It wasn’t until 1890 that the parade was officially designated as the “Easter parade.” By then, traders and merchants had begun honing in on the event to promote their wares. Not everyone was thrilled about the parade; in fact, the very earliest customs of the parade — displaying Easter flowers outside churches — had been resisted by some traditionalists.
But by the early 20th century, with the parade in full swing, many warned against the Easter extravagance and the “vaunting of personal possessions.” Critics believed that it was offensive to American values like simplicity, frugality, and self-denial.
There were other concerns as well. Social critic and poet Edwin Markham highlighted the plight of sweatshop workers who made the event’s artificial flowers.
In 1929, as the Great Depression was taking hold, a group of unemployed workers paraded in rag clothing to draw attention to their hardship.
Edward Bernays, described as “the father of public relations,” used the event for his feminist “Torches of Freedom” campaign. It encouraged women to smoke in public — a shocking gambit at a time when women were only permitted to smoke in specific places — like the privacy of their own homes.
Bernays hired his own photographers to take pictures of the women marching and smoking. Once released, the campaign was much talked about with the walk seen as a protest for equality.
Today, the Easter Parade continues to be an annual tradition and still involves some level of “fancy.” Each year, New Yorkers still don “festive finery” and elaborate bonnets as they walk along Fifth Avenue. While still paying homage to the origins of the tradition, the attire has become far sillier in recent years.

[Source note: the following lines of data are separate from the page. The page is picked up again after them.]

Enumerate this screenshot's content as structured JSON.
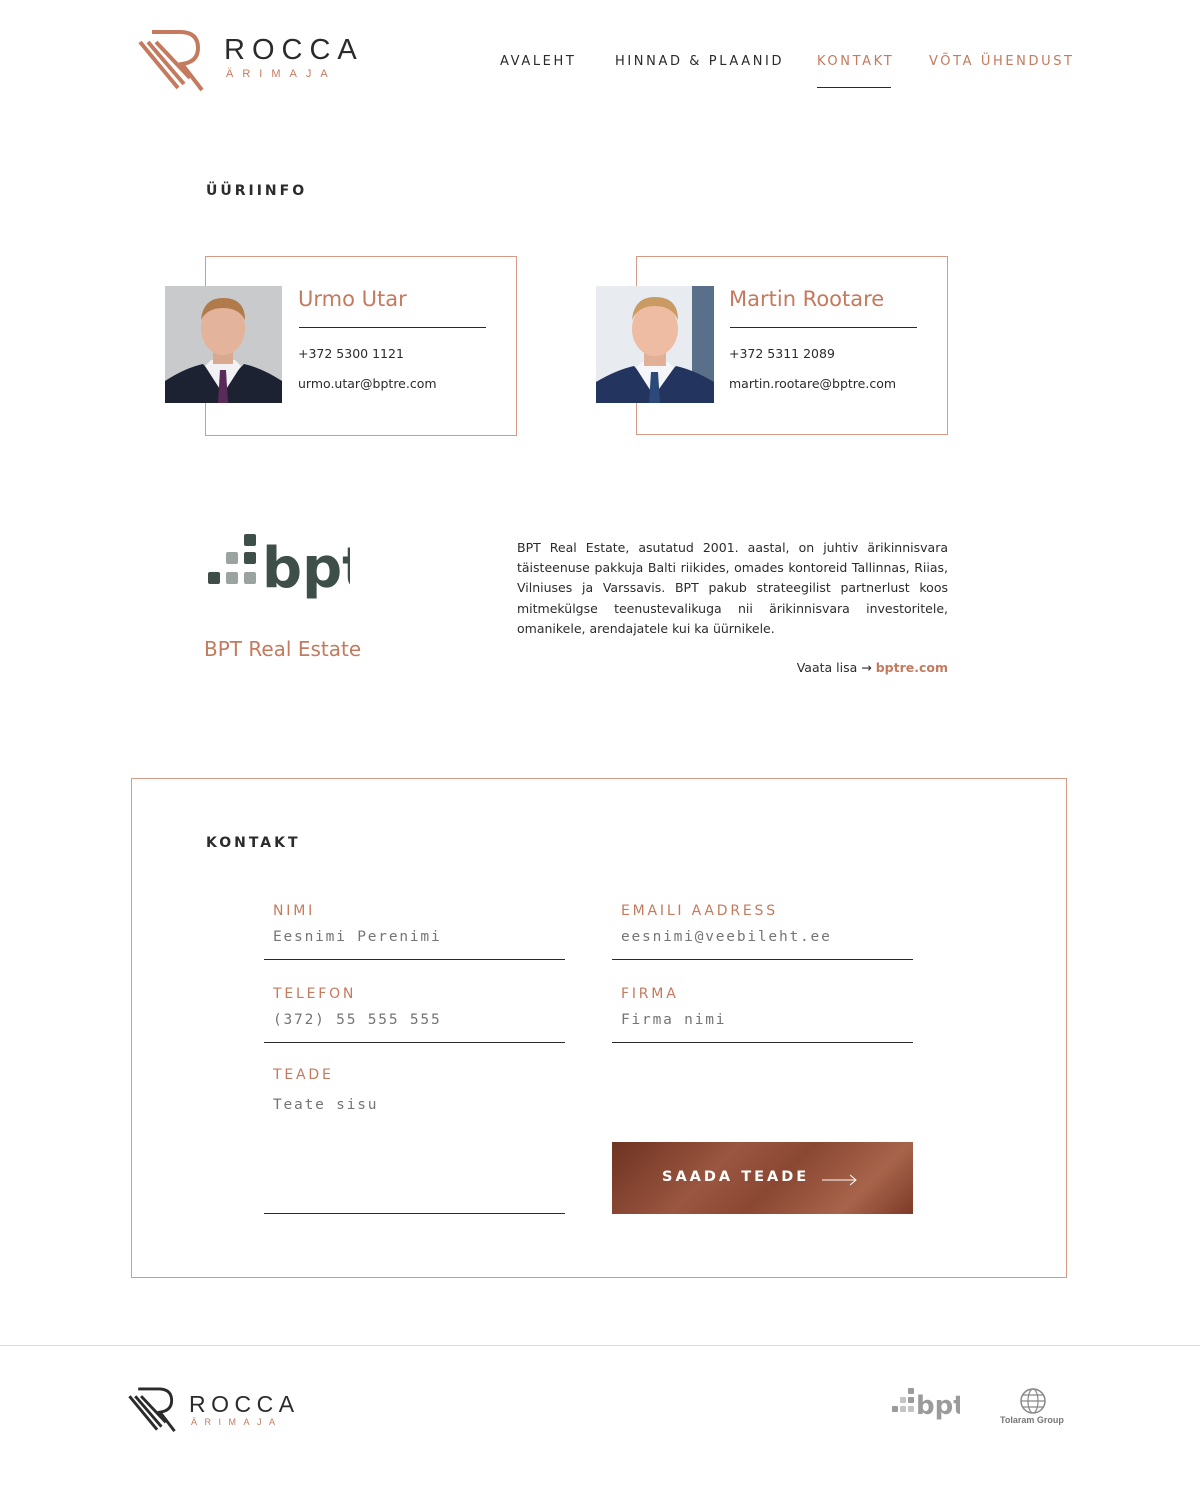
{
  "brand": {
    "name": "ROCCA",
    "sub": "ÄRIMAJA"
  },
  "nav": [
    {
      "label": "AVALEHT"
    },
    {
      "label": "HINNAD & PLAANID"
    },
    {
      "label": "KONTAKT"
    },
    {
      "label": "VÕTA ÜHENDUST"
    }
  ],
  "rental": {
    "title": "ÜÜRIINFO",
    "contacts": [
      {
        "name": "Urmo Utar",
        "phone": "+372 5300 1121",
        "email": "urmo.utar@bptre.com"
      },
      {
        "name": "Martin Rootare",
        "phone": "+372 5311 2089",
        "email": "martin.rootare@bptre.com"
      }
    ]
  },
  "bpt": {
    "logo_text": "bpt",
    "name": "BPT Real Estate",
    "description": "BPT Real Estate, asutatud 2001. aastal, on juhtiv ärikinnisvara täisteenuse pakkuja Balti riikides, omades kontoreid Tallinnas, Riias, Vilniuses ja Varssavis. BPT pakub strateegilist partnerlust koos mitmekülgse teenustevalikuga nii ärikinnisvara investoritele, omanikele, arendajatele kui ka üürnikele.",
    "more_label": "Vaata lisa →",
    "more_link": "bptre.com"
  },
  "contact_form": {
    "title": "KONTAKT",
    "fields": {
      "name": {
        "label": "NIMI",
        "placeholder": "Eesnimi Perenimi"
      },
      "email": {
        "label": "EMAILI AADRESS",
        "placeholder": "eesnimi@veebileht.ee"
      },
      "phone": {
        "label": "TELEFON",
        "placeholder": "(372) 55 555 555"
      },
      "company": {
        "label": "FIRMA",
        "placeholder": "Firma nimi"
      },
      "message": {
        "label": "TEADE",
        "placeholder": "Teate sisu"
      }
    },
    "submit_label": "SAADA TEADE"
  },
  "footer": {
    "brand": {
      "name": "ROCCA",
      "sub": "ÄRIMAJA"
    },
    "partners": [
      {
        "name": "bpt"
      },
      {
        "name": "Tolaram Group"
      }
    ]
  },
  "colors": {
    "accent": "#c47a5e",
    "text": "#2b2b2b",
    "bpt_green": "#3d4f48"
  }
}
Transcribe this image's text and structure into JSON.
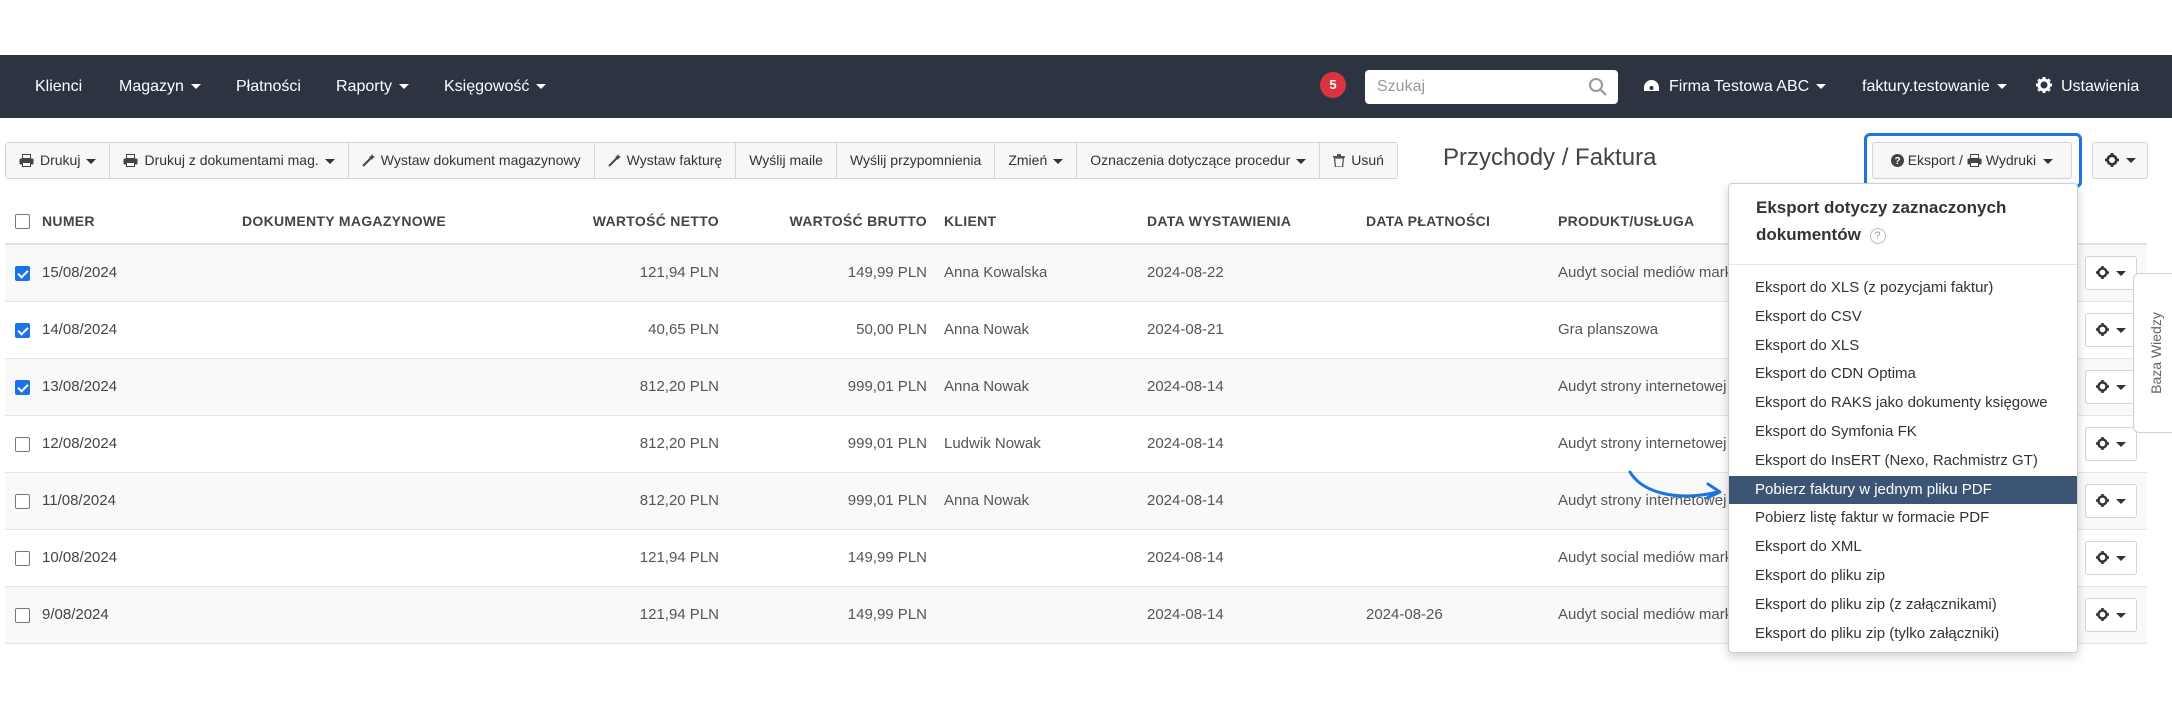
{
  "nav": {
    "items": [
      {
        "label": "Klienci",
        "caret": false
      },
      {
        "label": "Magazyn",
        "caret": true
      },
      {
        "label": "Płatności",
        "caret": false
      },
      {
        "label": "Raporty",
        "caret": true
      },
      {
        "label": "Księgowość",
        "caret": true
      }
    ],
    "notification_count": "5",
    "search_placeholder": "Szukaj",
    "company": "Firma Testowa ABC",
    "account": "faktury.testowanie",
    "settings": "Ustawienia"
  },
  "toolbar": {
    "buttons": [
      {
        "label": "Drukuj",
        "icon": "print-icon",
        "caret": true
      },
      {
        "label": "Drukuj z dokumentami mag.",
        "icon": "print-icon",
        "caret": true
      },
      {
        "label": "Wystaw dokument magazynowy",
        "icon": "wand-icon",
        "caret": false
      },
      {
        "label": "Wystaw fakturę",
        "icon": "wand-icon",
        "caret": false
      },
      {
        "label": "Wyślij maile",
        "icon": "",
        "caret": false
      },
      {
        "label": "Wyślij przypomnienia",
        "icon": "",
        "caret": false
      },
      {
        "label": "Zmień",
        "icon": "",
        "caret": true
      },
      {
        "label": "Oznaczenia dotyczące procedur",
        "icon": "",
        "caret": true
      },
      {
        "label": "Usuń",
        "icon": "trash-icon",
        "caret": false
      }
    ]
  },
  "page_title": "Przychody / Faktura",
  "export_button": {
    "label_left": "Eksport /",
    "label_right": "Wydruki"
  },
  "table": {
    "headers": {
      "numer": "NUMER",
      "dokumenty": "DOKUMENTY MAGAZYNOWE",
      "netto": "WARTOŚĆ NETTO",
      "brutto": "WARTOŚĆ BRUTTO",
      "klient": "KLIENT",
      "data_wyst": "DATA WYSTAWIENIA",
      "data_plat": "DATA PŁATNOŚCI",
      "produkt": "PRODUKT/USŁUGA"
    },
    "rows": [
      {
        "checked": true,
        "numer": "15/08/2024",
        "netto": "121,94 PLN",
        "brutto": "149,99 PLN",
        "klient": "Anna Kowalska",
        "data_wyst": "2024-08-22",
        "data_plat": "",
        "produkt": "Audyt social mediów marketing"
      },
      {
        "checked": true,
        "numer": "14/08/2024",
        "netto": "40,65 PLN",
        "brutto": "50,00 PLN",
        "klient": "Anna Nowak",
        "data_wyst": "2024-08-21",
        "data_plat": "",
        "produkt": "Gra planszowa"
      },
      {
        "checked": true,
        "numer": "13/08/2024",
        "netto": "812,20 PLN",
        "brutto": "999,01 PLN",
        "klient": "Anna Nowak",
        "data_wyst": "2024-08-14",
        "data_plat": "",
        "produkt": "Audyt strony internetowej"
      },
      {
        "checked": false,
        "numer": "12/08/2024",
        "netto": "812,20 PLN",
        "brutto": "999,01 PLN",
        "klient": "Ludwik Nowak",
        "data_wyst": "2024-08-14",
        "data_plat": "",
        "produkt": "Audyt strony internetowej"
      },
      {
        "checked": false,
        "numer": "11/08/2024",
        "netto": "812,20 PLN",
        "brutto": "999,01 PLN",
        "klient": "Anna Nowak",
        "data_wyst": "2024-08-14",
        "data_plat": "",
        "produkt": "Audyt strony internetowej"
      },
      {
        "checked": false,
        "numer": "10/08/2024",
        "netto": "121,94 PLN",
        "brutto": "149,99 PLN",
        "klient": "",
        "data_wyst": "2024-08-14",
        "data_plat": "",
        "produkt": "Audyt social mediów marketing"
      },
      {
        "checked": false,
        "numer": "9/08/2024",
        "netto": "121,94 PLN",
        "brutto": "149,99 PLN",
        "klient": "",
        "data_wyst": "2024-08-14",
        "data_plat": "2024-08-26",
        "produkt": "Audyt social mediów marketing"
      }
    ]
  },
  "dropdown": {
    "heading": "Eksport dotyczy zaznaczonych dokumentów",
    "help": "?",
    "items": [
      {
        "label": "Eksport do XLS (z pozycjami faktur)",
        "active": false
      },
      {
        "label": "Eksport do CSV",
        "active": false
      },
      {
        "label": "Eksport do XLS",
        "active": false
      },
      {
        "label": "Eksport do CDN Optima",
        "active": false
      },
      {
        "label": "Eksport do RAKS jako dokumenty księgowe",
        "active": false
      },
      {
        "label": "Eksport do Symfonia FK",
        "active": false
      },
      {
        "label": "Eksport do InsERT (Nexo, Rachmistrz GT)",
        "active": false
      },
      {
        "label": "Pobierz faktury w jednym pliku PDF",
        "active": true
      },
      {
        "label": "Pobierz listę faktur w formacie PDF",
        "active": false
      },
      {
        "label": "Eksport do XML",
        "active": false
      },
      {
        "label": "Eksport do pliku zip",
        "active": false
      },
      {
        "label": "Eksport do pliku zip (z załącznikami)",
        "active": false
      },
      {
        "label": "Eksport do pliku zip (tylko załączniki)",
        "active": false
      }
    ]
  },
  "side_tab": "Baza Wiedzy",
  "colors": {
    "navbar": "#2b3440",
    "highlight": "#1f73e0",
    "active_item": "#3c5575",
    "badge": "#d9343f",
    "checkbox": "#1a73e8"
  }
}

This year, it will take place again on April 9 from 10 AM to 4 PM.